(Website and app data records)
[Start of section]
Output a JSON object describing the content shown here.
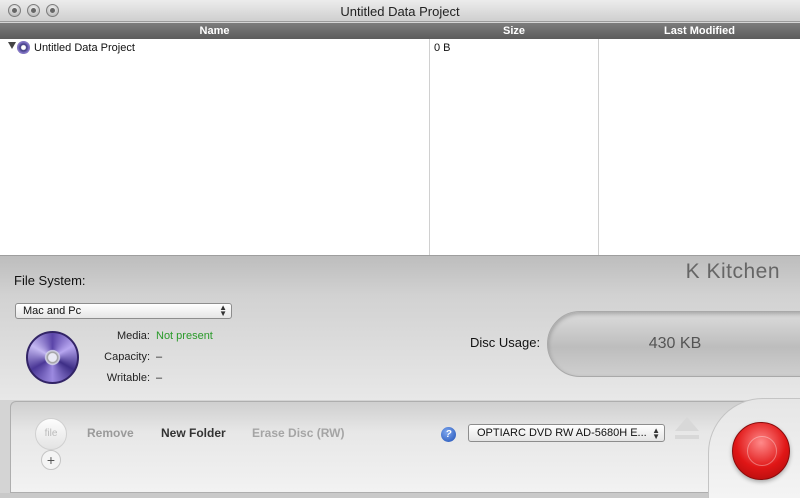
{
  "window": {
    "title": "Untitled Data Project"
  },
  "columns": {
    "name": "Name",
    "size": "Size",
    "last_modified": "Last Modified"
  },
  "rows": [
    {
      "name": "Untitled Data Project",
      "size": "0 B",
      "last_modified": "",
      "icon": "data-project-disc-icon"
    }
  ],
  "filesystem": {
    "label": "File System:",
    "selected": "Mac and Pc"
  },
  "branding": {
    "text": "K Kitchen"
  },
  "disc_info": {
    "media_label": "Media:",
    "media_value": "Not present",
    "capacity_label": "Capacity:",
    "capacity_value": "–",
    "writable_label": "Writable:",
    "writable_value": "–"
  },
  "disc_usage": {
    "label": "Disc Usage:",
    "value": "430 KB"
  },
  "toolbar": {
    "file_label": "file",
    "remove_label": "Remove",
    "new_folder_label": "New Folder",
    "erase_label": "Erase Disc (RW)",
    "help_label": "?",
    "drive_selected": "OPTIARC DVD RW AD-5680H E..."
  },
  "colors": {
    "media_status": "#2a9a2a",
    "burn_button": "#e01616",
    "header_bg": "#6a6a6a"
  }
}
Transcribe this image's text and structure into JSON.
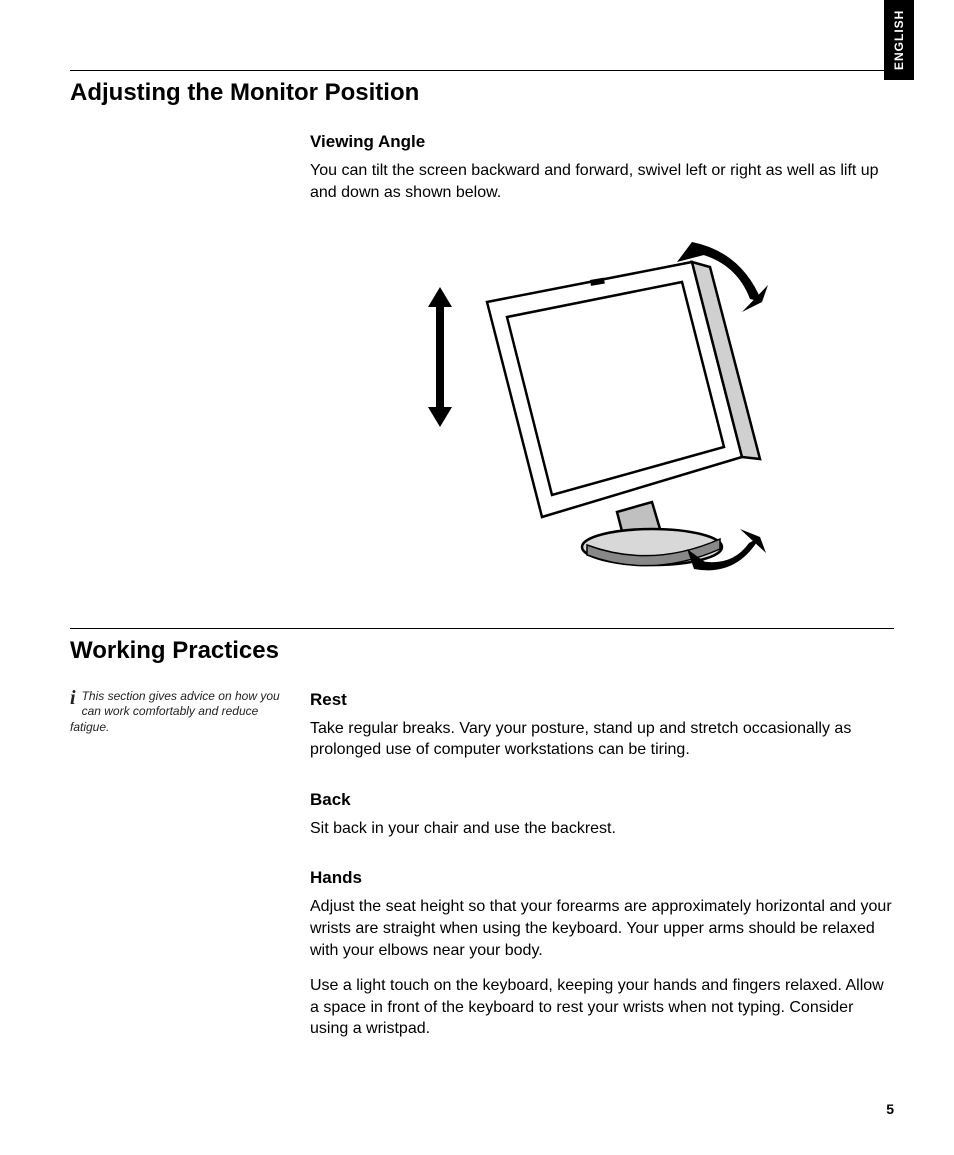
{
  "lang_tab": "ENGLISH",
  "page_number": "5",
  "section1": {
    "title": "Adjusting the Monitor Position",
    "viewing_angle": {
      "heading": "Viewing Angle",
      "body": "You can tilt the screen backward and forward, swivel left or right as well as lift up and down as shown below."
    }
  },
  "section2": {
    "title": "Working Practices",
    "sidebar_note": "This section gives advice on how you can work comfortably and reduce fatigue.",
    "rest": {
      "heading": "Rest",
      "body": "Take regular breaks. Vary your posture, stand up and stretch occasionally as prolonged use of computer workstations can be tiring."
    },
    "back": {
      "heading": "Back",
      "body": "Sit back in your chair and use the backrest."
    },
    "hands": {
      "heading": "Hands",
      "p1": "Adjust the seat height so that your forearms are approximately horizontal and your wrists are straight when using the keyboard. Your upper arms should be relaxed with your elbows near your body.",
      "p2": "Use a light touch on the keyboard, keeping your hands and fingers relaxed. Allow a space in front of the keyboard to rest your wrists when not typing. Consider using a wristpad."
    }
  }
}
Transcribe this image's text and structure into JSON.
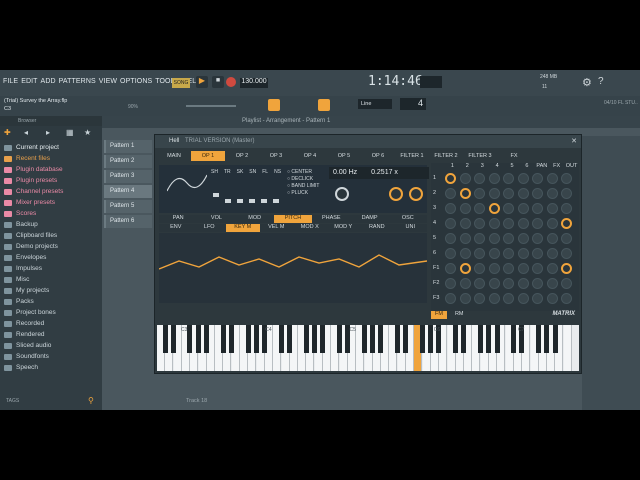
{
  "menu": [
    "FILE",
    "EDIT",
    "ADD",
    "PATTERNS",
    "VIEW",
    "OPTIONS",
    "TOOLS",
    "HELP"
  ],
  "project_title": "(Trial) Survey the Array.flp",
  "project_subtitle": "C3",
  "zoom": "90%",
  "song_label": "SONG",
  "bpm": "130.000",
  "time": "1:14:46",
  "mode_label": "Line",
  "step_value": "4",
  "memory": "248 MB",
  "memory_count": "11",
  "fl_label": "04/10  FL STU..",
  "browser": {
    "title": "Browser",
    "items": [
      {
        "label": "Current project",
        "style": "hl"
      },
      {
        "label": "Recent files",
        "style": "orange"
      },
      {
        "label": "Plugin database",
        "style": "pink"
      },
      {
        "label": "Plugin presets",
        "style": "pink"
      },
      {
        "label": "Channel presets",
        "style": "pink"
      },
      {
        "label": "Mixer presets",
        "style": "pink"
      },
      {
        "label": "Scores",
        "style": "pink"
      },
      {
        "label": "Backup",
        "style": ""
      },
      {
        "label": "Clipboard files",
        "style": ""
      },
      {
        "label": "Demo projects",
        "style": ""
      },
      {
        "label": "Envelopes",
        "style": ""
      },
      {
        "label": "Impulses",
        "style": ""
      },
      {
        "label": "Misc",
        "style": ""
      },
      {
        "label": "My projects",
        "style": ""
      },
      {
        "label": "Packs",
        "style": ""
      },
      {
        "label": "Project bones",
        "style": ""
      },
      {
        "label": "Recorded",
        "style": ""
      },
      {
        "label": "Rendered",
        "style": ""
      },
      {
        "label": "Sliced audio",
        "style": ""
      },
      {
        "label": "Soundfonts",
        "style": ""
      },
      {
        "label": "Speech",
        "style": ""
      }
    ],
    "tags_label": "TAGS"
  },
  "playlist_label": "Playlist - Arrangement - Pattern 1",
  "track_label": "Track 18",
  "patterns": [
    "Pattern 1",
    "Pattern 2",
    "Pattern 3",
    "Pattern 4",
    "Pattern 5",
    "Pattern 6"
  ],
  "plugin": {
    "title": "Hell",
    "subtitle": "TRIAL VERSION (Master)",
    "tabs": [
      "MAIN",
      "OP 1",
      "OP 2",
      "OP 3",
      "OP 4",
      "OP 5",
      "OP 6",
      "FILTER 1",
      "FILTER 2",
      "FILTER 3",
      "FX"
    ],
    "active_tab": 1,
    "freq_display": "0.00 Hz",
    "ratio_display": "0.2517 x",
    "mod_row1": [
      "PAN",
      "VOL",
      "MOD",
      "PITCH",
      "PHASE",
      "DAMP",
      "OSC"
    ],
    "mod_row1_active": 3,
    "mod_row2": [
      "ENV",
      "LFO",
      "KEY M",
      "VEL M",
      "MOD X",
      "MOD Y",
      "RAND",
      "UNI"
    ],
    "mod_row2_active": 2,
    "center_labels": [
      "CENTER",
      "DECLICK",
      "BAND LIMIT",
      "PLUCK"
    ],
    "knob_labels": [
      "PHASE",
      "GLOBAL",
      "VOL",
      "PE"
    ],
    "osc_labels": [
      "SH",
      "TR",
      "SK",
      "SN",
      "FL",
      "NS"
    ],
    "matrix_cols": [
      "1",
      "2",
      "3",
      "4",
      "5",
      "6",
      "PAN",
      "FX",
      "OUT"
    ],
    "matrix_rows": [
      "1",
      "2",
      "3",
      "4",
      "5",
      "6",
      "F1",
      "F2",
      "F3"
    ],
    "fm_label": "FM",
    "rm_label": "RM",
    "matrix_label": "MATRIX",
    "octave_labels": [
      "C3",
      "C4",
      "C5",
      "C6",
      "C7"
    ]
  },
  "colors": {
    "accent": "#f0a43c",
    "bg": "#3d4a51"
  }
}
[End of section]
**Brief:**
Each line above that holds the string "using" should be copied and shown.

**Solution for this task:**
      "p1": "Adjust the seat height so that your forearms are approximately horizontal and your wrists are straight when using the keyboard. Your upper arms should be relaxed with your elbows near your body.",
      "p2": "Use a light touch on the keyboard, keeping your hands and fingers relaxed. Allow a space in front of the keyboard to rest your wrists when not typing. Consider using a wristpad."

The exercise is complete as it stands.